Locally, we hear of local companies, civic groups and individuals lending their time, resources and expertise to the ravaged provinces and towns affected by the Yolanda until this time. Some operated from Manila through Oplan Hatid to ferry the victims to their relatives in Metro Manila or to halfway homes. This now mutated to Oplan Trabaho to provide employment for the Yolanda victims now in Manila.
Those involved in Oplan Hatid were professionals, who rushed each day to Villamor Air Base for three weeks after work, to ensure a ride for the “refugees” from Eastern and Western Visayas who have been rendered homeless and grieving over lost loved ones in the storm surges. The volunteers worked until the wee hours of the morning, took a short nap and then back to work and back to Villamor for three straight weeks.
Some of them were expats, who are least familiar with Metro Manila yet go through shantytowns and dangerous streets to bring their refugee to their temporary shelters without fearing for their own safety.
It was almost inevitable that Oplan Hatid, or #oplanhatid as it is known on social media, would become a obvious recourse for people who wanted to go beyond the usual cash or relief good donation but were unable to fly to Leyte, Eastern Samar, Samar and Cebu—the hardest-hit places, recalled Hill Alicbar from Muntinlupa and her New Zealander boyfriend, Rob, who volunteered for the duration of Oplan Hatid said in her post.
James Deakin, Oplan Hatid’s unofficial spokesperson, sat with me under a tent by the Villamor Air Base grandstand. Yet another C-130 Air Force plane full of Typhoon Yolanda survivors landed as he told the story of their operations, Jill recalled.
“It’s more than transport, it’s support,” was the Oplan Hatid slogan, according to James, who has a day job as Editor-at-Large of C! Magazine and motoring columnist at a major daily. The unique relief effort was also spearheaded by Deakin’s friends, Junep and Cel Ocampo, Bugsy del Rosario, Leah Lagmay, Golda and Carly Benjamin, and Che Reginaldo.
They had heard through friends at the Air Base that the C-130 planes were coming in but not everyone who arrived had the means to get to where they were supposed to go, much less the money to pay for it.
Some just ended up outside the base, sitting on the sidewalk. Thus, Junep Ocampo thought of the name, Oplan Hatid, and being in the PR business called on James to help rustle up some drivers to well, make the survivors “hatid.” #oplanhatid was born.
A social media campaign was launched with the sole purpose of mobilizing volunteers, people willing to lend their vehicles and drive Yolanda survivors to their Luzon destinations safely. The response, to put it mildly, was overwhelming.

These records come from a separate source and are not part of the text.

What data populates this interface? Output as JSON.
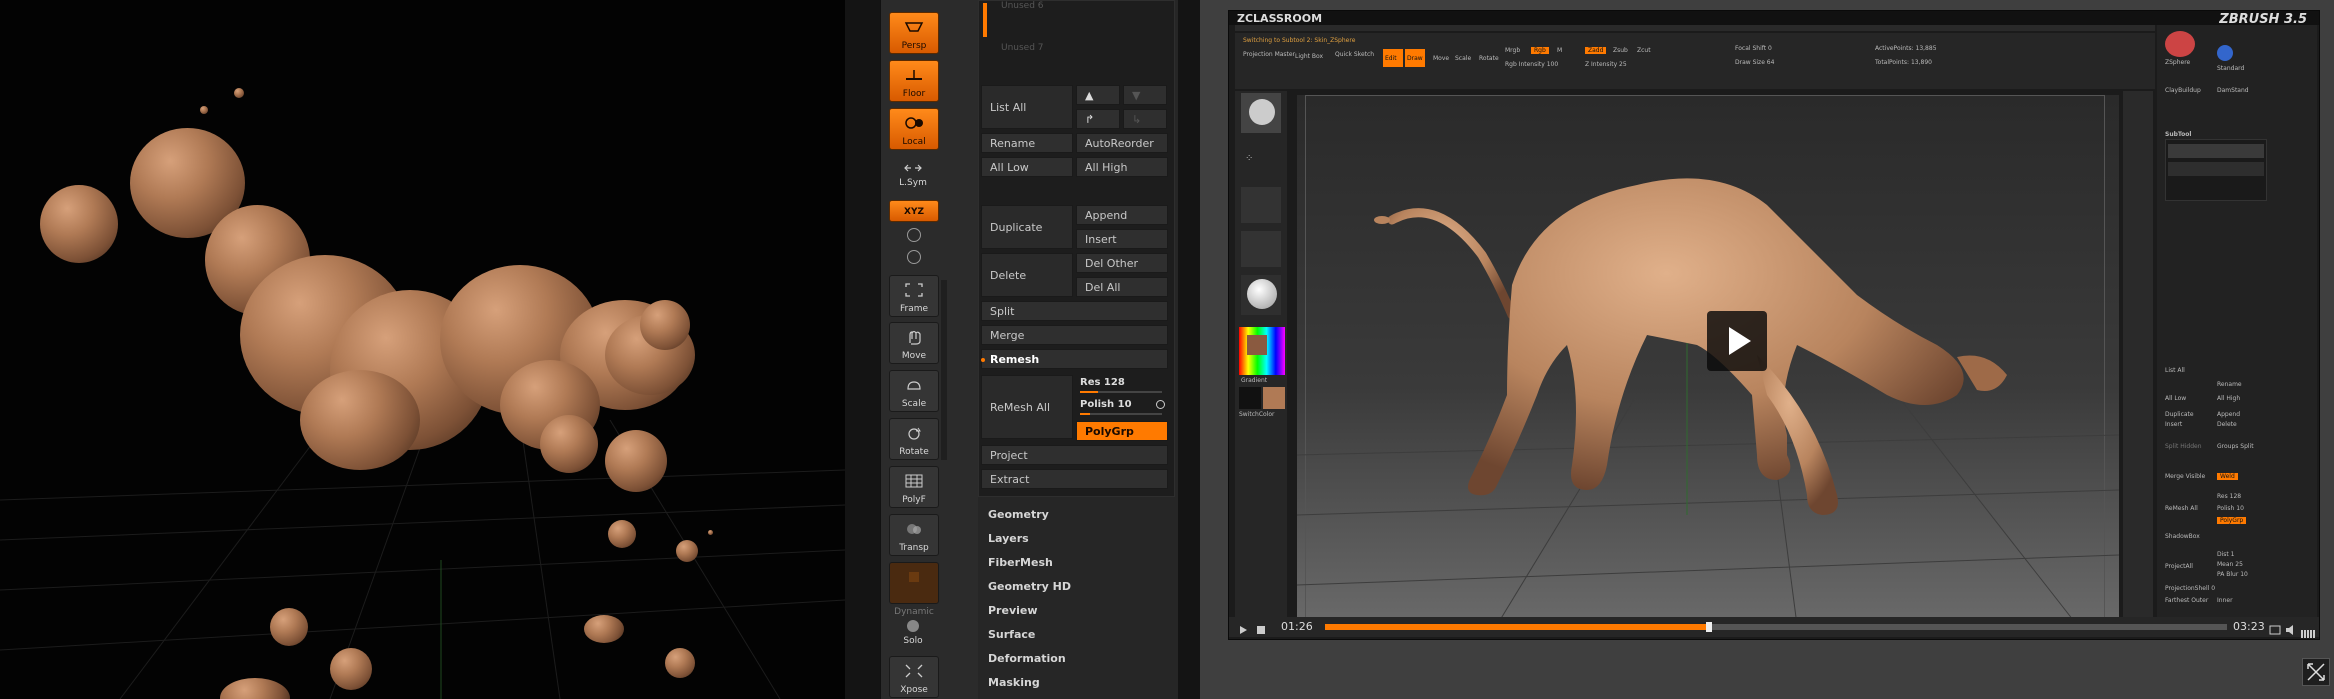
{
  "toolbar": {
    "buttons": [
      {
        "label": "Persp",
        "icon": "perspective-icon",
        "active": true
      },
      {
        "label": "Floor",
        "icon": "floor-icon",
        "active": true
      },
      {
        "label": "Local",
        "icon": "local-icon",
        "active": true
      },
      {
        "label": "L.Sym",
        "icon": "symmetry-icon",
        "active": false
      },
      {
        "label": "XYZ",
        "icon": "xyz-icon",
        "active": true
      },
      {
        "label": "Frame",
        "icon": "frame-icon",
        "active": false
      },
      {
        "label": "Move",
        "icon": "move-icon",
        "active": false
      },
      {
        "label": "Scale",
        "icon": "scale-icon",
        "active": false
      },
      {
        "label": "Rotate",
        "icon": "rotate-icon",
        "active": false
      },
      {
        "label": "PolyF",
        "icon": "polyframe-icon",
        "active": false
      },
      {
        "label": "Transp",
        "icon": "transparency-icon",
        "active": false
      },
      {
        "label": "Dynamic",
        "icon": "dynamic-icon",
        "active": false
      },
      {
        "label": "Solo",
        "icon": "solo-icon",
        "active": false
      },
      {
        "label": "Xpose",
        "icon": "xpose-icon",
        "active": false
      }
    ]
  },
  "subtool_panel": {
    "list_items": [
      "Unused 6",
      "Unused 7"
    ],
    "list_all": "List All",
    "rename": "Rename",
    "autoreorder": "AutoReorder",
    "all_low": "All Low",
    "all_high": "All High",
    "duplicate": "Duplicate",
    "append": "Append",
    "insert": "Insert",
    "delete": "Delete",
    "del_other": "Del Other",
    "del_all": "Del All",
    "split": "Split",
    "merge": "Merge",
    "remesh": "Remesh",
    "remesh_all": "ReMesh All",
    "res_label": "Res 128",
    "polish_label": "Polish 10",
    "res_value": 128,
    "polish_value": 10,
    "polygrp": "PolyGrp",
    "project": "Project",
    "extract": "Extract"
  },
  "tool_sections": [
    "Geometry",
    "Layers",
    "FiberMesh",
    "Geometry HD",
    "Preview",
    "Surface",
    "Deformation",
    "Masking"
  ],
  "video": {
    "brand_left": "ZCLASSROOM",
    "brand_right": "ZBRUSH 3.5",
    "current_time": "01:26",
    "total_time": "03:23",
    "progress": 0.426,
    "inner_status": "Switching to Subtool 2: Skin_ZSphere",
    "inner_labels": {
      "projection_master": "Projection Master",
      "lightbox": "Light Box",
      "quick_sketch": "Quick Sketch",
      "edit": "Edit",
      "draw": "Draw",
      "move": "Move",
      "scale": "Scale",
      "rotate": "Rotate",
      "mrgb": "Mrgb",
      "rgb": "Rgb",
      "m": "M",
      "zadd": "Zadd",
      "zsub": "Zsub",
      "zcut": "Zcut",
      "focal_shift": "Focal Shift 0",
      "draw_size": "Draw Size 64",
      "active_points": "ActivePoints: 13,885",
      "total_points": "TotalPoints: 13,890",
      "rgb_intensity": "Rgb Intensity 100",
      "z_intensity": "Z Intensity 25",
      "gradient": "Gradient",
      "switch_color": "SwitchColor"
    },
    "inner_right_panel": {
      "subtool": "SubTool",
      "list_all": "List All",
      "rename": "Rename",
      "all_low": "All Low",
      "all_high": "All High",
      "duplicate": "Duplicate",
      "append": "Append",
      "insert": "Insert",
      "delete": "Delete",
      "split_hidden": "Split Hidden",
      "groups_split": "Groups Split",
      "merge_visible": "Merge Visible",
      "weld": "Weld",
      "remesh_all": "ReMesh All",
      "res": "Res 128",
      "polish": "Polish 10",
      "polygrp": "PolyGrp",
      "shadowbox": "ShadowBox",
      "projectall": "ProjectAll",
      "dist": "Dist 1",
      "mean": "Mean 25",
      "pa_blur": "PA Blur 10",
      "project_shell": "ProjectionShell 0",
      "farthest": "Farthest Outer",
      "inner": "Inner",
      "brushes": [
        "ZSphere",
        "Standard",
        "ClayBuildup",
        "DamStandard"
      ],
      "brush_labels": [
        "ZSphere",
        "Standard",
        "ClayBuildup",
        "DamStand"
      ]
    }
  },
  "colors": {
    "accent": "#ff7a00",
    "clay": "#b07a55",
    "panel": "#262626"
  }
}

”James has hundreds of stories of good deeds to tell. He told me of volunteers who have driven survivors to Baguio, and then come back to do it all over again. He told me of drivers who had been asked by their bosses at car rental companies to go to the air base and drive as part of their jobs. These drivers had gone back to the office and refused their pay, overtime or otherwise, saying that driving without receiving pay was their contribution to the effort for the survivors,” Jill said.
Hearing the anecdotes about Oplan Hatid [which ended on December 1]in the tents full of volunteers, in the general atmosphere of selflessness, had me once again wiping my eyes several times. This was a chance for everyone to help. A remarkable 2,000 volunteers have driven untold kilometers to bring almost 17,000 survivors safely to their destinations.